Neither argument takes into account that the purpose of the Manhattan Project was to prevent Hitler and the Nazis from getting a monopoly of the bomb; yet Germany was explicitly de-targeted on May 5, 1943, two years before the end of the war in Europe. Too little attention is paid to the fact that the bomb project was accelerated in December 1944 when there was definitive evidence that Germany did not have a viable bomb project. Only one scientist, Joseph Rotblat, left Los Alamos then. A quarter of a century later, Richard Feynman, one of the many brilliant physicists at Los Alamos who stayed till the end, regretted that he did not reflect that the purpose of the project had been accomplished when Germany was defeated. (“I simply didn’t think, okay?” he said.)

Then there is the fact of the timing of the use of the bombs. The Allies, including the Soviets, had agreed in July 1945 that the Soviet Union would declare war on Japan on August 15, 1945. (The Soviets accelerated their entry by a week after the bombing of Hiroshima.) The invasion of Japan was not due to start until November 1, 1945. Moreover, U.S. military leaders knew that the atomic bombings may put the lives of U.S. prisoners of war at risk. So why not wait for a few days to see if the Soviet entry would trigger a surrender? But they did not.

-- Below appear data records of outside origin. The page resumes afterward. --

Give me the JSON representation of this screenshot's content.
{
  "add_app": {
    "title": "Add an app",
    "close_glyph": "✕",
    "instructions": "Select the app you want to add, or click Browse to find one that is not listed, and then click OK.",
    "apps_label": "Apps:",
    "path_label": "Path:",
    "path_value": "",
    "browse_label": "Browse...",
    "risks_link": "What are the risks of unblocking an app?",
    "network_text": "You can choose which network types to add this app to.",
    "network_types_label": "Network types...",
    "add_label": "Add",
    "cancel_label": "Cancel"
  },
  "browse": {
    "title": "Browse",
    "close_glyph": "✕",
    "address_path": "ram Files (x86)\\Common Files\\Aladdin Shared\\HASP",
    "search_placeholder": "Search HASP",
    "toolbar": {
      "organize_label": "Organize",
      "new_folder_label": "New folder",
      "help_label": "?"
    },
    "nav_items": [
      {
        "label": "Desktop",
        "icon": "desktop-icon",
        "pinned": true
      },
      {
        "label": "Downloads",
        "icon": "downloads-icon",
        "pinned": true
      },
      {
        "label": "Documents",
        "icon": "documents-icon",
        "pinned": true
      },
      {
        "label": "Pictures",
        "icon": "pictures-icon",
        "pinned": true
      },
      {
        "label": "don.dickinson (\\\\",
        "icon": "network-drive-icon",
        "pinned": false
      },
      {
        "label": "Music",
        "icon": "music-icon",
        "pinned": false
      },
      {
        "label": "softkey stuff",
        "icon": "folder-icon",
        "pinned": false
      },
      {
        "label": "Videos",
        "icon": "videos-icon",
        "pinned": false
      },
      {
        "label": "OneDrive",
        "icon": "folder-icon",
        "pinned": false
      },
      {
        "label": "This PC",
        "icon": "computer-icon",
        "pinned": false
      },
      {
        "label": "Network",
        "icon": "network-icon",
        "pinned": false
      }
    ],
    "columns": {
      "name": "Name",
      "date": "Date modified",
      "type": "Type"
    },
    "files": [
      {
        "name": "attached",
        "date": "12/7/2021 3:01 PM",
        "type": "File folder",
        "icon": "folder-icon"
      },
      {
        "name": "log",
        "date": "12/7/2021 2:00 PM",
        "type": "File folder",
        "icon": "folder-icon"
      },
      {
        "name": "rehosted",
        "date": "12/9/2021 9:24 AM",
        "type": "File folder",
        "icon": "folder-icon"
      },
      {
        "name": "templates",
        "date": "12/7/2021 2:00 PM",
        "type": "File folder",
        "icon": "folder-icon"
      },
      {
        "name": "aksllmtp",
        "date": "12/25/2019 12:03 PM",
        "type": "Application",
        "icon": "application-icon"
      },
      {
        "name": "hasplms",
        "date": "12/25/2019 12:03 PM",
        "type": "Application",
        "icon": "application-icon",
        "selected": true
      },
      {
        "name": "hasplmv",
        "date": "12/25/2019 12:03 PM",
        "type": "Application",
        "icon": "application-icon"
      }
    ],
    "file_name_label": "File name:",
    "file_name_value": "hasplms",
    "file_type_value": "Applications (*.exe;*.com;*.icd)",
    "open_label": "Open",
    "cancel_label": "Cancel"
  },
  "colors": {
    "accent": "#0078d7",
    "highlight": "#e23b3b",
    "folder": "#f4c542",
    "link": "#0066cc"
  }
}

The bombings of Hiroshima and Nagasaki have shaped our world ever since and kept us on the edge of utter catastrophe for decades; they need to be understood on a much larger historical canvas, deserving of such a critical event in human history. That canvas should include the US-Japanese competition in the Pacific at the start of the twentieth century (friendly, or at least accommodating, at first) as the U.S. extended its reach beyond its shores and Japan decided to become an imperialist power in the East, conquering Korea and defeating imperial Russia in the 1905 war; the U.S. decision to re-locate the Pacific fleet to Pearl Harbor from San Diego in 1940 despite the misgivings of naval leaders that it would be a target for Japan; the Japanese bombing of Pearl Harbor; the early atomic targeting of Japanese forces and the de-targeting of Germany in 1943 (in an April 1945 briefing paper for the newly installed President Truman, Groves wrote “The target is and was always expected to be Japan“; italics added); and U.S. post-war aims that started taking shape soon after World War II began in Europe. I tried to bring these aspects together in a speech I gave in Santa Fe in 2012. It was entitled From Pearl Harbor to Hiroshima. Despite the end of the Cold War three decades ago, nuclear dangers are rising. This August, when we again remember the bombings that proclaimed the start of the nuclear age to the world, it might be worth an hour of your time.